"""
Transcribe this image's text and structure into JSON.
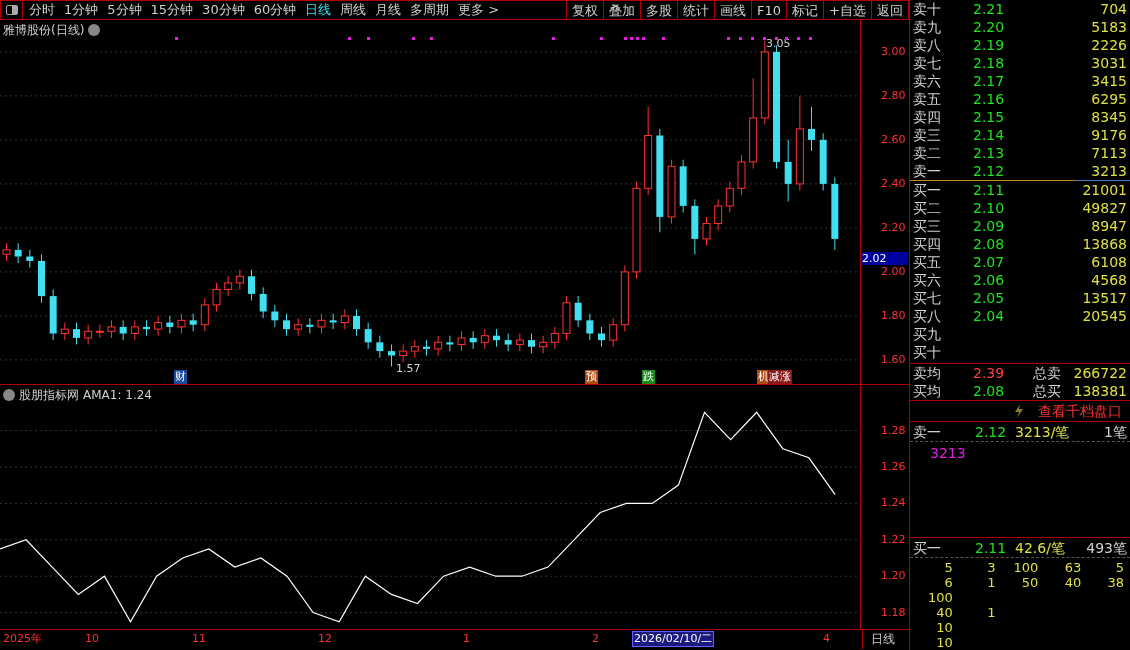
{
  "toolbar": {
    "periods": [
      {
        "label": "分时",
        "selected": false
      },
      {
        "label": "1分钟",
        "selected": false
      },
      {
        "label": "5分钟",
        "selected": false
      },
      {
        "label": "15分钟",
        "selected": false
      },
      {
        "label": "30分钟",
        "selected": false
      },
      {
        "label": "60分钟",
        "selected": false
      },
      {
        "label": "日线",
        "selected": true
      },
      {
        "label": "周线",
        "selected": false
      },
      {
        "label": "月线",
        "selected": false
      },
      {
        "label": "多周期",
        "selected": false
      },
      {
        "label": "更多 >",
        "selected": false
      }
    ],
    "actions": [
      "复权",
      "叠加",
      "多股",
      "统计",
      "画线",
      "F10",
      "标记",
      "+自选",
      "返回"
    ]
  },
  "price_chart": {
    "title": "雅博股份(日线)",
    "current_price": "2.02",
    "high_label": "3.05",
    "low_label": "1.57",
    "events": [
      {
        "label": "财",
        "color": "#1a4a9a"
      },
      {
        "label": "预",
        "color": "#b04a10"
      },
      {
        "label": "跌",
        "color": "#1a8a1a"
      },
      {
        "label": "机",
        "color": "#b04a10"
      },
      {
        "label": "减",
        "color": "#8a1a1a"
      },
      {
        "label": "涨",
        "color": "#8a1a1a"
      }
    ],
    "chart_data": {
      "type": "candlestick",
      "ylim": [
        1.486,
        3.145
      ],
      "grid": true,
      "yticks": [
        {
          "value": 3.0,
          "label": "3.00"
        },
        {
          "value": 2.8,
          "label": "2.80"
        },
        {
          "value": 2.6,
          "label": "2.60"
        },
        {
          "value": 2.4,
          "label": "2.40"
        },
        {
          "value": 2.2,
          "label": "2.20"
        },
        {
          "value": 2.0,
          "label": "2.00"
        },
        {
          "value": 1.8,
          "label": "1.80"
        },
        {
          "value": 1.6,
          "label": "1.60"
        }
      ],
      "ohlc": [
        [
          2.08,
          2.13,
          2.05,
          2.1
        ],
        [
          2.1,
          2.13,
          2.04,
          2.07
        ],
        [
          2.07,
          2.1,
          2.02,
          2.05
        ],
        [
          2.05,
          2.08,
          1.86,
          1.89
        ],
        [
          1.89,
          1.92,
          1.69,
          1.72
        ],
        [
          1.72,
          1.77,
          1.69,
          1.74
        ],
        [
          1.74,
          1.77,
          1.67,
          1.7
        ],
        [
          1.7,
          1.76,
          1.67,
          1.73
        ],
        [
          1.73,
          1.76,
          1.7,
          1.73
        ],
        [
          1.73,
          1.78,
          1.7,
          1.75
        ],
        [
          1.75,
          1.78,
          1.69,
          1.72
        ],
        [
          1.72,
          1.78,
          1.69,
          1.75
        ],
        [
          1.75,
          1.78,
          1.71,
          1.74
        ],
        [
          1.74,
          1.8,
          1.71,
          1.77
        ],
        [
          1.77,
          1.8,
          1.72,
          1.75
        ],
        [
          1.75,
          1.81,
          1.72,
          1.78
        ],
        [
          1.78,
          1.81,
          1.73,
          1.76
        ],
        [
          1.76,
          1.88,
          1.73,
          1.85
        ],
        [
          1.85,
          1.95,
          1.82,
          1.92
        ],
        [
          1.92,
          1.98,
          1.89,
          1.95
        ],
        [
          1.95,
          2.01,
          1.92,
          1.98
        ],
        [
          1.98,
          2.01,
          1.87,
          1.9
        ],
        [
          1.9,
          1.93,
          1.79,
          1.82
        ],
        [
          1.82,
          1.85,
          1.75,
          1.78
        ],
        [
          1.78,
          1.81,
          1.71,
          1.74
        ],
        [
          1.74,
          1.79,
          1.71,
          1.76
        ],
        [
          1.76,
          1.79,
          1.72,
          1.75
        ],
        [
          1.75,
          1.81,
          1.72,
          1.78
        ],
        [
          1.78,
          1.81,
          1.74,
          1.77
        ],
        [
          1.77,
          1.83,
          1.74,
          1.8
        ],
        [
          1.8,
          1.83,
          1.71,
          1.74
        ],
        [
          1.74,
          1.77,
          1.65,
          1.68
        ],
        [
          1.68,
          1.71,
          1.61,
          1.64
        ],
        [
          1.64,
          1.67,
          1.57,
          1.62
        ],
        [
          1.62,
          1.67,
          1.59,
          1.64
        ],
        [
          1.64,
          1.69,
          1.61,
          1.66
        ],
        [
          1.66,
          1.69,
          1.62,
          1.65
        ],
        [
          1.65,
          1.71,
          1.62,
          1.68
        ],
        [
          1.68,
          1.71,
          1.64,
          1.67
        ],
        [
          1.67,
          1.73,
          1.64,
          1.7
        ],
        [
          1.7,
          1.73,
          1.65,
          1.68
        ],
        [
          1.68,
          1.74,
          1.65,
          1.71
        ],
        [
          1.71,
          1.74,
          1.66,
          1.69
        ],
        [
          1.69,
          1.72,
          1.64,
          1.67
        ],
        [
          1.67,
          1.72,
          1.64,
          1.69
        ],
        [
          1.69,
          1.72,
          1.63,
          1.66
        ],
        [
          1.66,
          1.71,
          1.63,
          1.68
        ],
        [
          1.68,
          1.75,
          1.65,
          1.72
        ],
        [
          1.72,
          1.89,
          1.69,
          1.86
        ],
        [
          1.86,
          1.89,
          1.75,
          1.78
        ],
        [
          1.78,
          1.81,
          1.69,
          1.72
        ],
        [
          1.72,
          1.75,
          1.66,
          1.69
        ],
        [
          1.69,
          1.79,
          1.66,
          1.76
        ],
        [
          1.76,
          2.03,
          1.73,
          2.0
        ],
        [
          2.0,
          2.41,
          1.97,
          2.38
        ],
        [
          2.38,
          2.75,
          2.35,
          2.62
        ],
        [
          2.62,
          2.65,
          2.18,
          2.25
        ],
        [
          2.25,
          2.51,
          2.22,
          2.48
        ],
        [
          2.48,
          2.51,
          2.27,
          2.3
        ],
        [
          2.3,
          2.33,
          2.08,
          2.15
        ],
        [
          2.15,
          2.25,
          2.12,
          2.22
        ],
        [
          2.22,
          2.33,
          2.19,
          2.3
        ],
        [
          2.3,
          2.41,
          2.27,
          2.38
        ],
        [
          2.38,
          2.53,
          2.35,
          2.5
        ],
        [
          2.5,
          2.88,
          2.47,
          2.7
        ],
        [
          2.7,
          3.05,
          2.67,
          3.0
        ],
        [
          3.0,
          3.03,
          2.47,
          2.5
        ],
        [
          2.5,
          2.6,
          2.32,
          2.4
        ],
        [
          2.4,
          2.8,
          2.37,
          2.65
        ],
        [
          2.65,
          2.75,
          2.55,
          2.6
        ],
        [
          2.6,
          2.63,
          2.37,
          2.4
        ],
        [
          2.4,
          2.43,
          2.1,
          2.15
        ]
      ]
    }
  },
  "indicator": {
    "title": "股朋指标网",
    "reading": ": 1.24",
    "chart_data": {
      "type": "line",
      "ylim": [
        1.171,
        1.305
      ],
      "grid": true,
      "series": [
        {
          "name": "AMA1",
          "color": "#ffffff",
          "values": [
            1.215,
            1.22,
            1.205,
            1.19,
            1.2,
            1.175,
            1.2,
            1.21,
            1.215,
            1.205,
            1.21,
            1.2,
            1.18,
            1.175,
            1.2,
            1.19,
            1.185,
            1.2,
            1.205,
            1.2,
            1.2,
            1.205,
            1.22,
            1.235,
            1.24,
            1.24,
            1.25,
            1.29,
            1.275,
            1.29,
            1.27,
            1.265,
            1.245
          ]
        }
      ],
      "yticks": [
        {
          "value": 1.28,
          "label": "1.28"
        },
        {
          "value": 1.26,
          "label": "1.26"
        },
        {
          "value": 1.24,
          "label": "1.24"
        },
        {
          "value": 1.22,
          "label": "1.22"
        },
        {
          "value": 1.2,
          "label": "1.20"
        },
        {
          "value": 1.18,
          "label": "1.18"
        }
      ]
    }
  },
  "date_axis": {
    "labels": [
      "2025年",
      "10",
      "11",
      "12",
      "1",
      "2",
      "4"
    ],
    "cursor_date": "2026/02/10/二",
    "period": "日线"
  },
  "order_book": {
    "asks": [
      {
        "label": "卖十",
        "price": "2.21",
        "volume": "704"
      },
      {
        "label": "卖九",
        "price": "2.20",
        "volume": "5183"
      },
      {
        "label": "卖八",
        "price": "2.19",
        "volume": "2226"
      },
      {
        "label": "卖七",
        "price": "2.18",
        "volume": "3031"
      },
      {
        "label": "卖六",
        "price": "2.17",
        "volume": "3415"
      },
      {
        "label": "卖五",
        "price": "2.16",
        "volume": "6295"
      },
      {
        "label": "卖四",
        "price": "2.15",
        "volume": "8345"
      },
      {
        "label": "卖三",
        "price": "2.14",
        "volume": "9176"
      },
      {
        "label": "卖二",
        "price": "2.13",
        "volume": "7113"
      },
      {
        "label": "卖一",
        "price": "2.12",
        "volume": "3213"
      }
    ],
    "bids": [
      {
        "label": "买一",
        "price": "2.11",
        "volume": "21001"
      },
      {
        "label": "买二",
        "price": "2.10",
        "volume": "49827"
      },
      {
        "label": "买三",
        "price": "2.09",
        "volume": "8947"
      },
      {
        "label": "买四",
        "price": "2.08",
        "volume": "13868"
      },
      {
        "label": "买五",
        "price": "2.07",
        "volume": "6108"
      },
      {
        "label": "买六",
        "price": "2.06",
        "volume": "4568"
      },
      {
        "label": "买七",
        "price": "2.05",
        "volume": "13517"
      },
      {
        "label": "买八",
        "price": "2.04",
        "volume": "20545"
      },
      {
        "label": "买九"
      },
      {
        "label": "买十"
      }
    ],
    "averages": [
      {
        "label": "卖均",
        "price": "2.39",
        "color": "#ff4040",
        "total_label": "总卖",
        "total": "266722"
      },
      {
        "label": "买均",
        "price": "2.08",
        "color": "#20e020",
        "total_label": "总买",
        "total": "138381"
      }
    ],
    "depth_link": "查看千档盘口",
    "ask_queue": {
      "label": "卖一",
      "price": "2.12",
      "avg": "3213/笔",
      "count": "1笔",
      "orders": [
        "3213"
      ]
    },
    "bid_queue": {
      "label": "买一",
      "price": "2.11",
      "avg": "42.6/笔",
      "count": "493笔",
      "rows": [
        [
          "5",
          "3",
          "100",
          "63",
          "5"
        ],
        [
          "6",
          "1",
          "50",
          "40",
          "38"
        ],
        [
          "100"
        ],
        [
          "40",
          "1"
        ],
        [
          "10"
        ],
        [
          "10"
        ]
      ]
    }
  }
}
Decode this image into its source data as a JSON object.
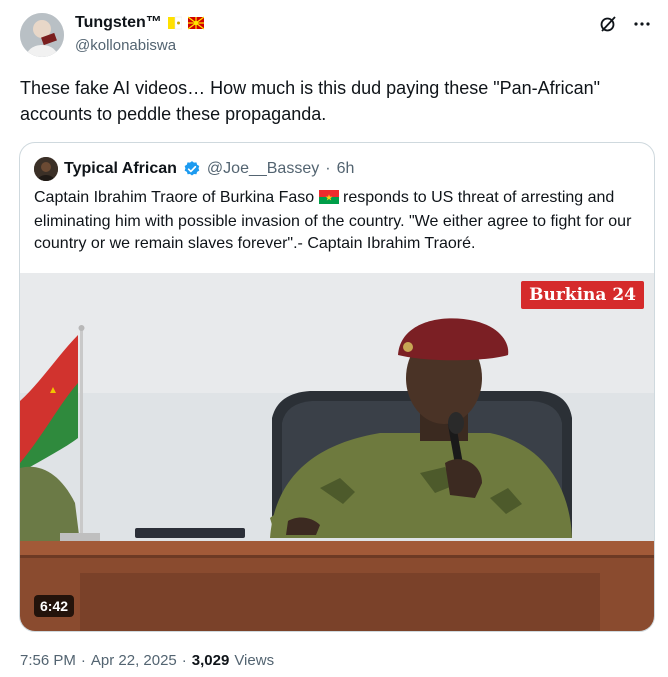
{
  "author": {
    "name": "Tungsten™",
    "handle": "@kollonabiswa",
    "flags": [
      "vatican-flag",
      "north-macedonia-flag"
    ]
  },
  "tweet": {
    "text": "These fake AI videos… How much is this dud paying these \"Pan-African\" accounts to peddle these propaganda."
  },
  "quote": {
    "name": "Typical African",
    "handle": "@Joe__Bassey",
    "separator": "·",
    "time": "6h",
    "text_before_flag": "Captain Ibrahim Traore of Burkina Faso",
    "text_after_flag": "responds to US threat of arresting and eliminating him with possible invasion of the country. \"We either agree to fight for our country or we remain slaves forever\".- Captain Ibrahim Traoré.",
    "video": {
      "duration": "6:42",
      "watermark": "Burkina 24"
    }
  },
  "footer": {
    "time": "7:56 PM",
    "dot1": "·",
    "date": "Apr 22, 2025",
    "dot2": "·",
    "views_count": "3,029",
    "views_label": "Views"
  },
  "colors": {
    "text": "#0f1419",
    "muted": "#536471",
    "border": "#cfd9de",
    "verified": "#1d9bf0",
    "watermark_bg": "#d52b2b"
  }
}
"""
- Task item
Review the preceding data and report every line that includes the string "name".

- Solution for this task
          "name": "AMA1",
    "name": "Tungsten™",
    "name": "Typical African",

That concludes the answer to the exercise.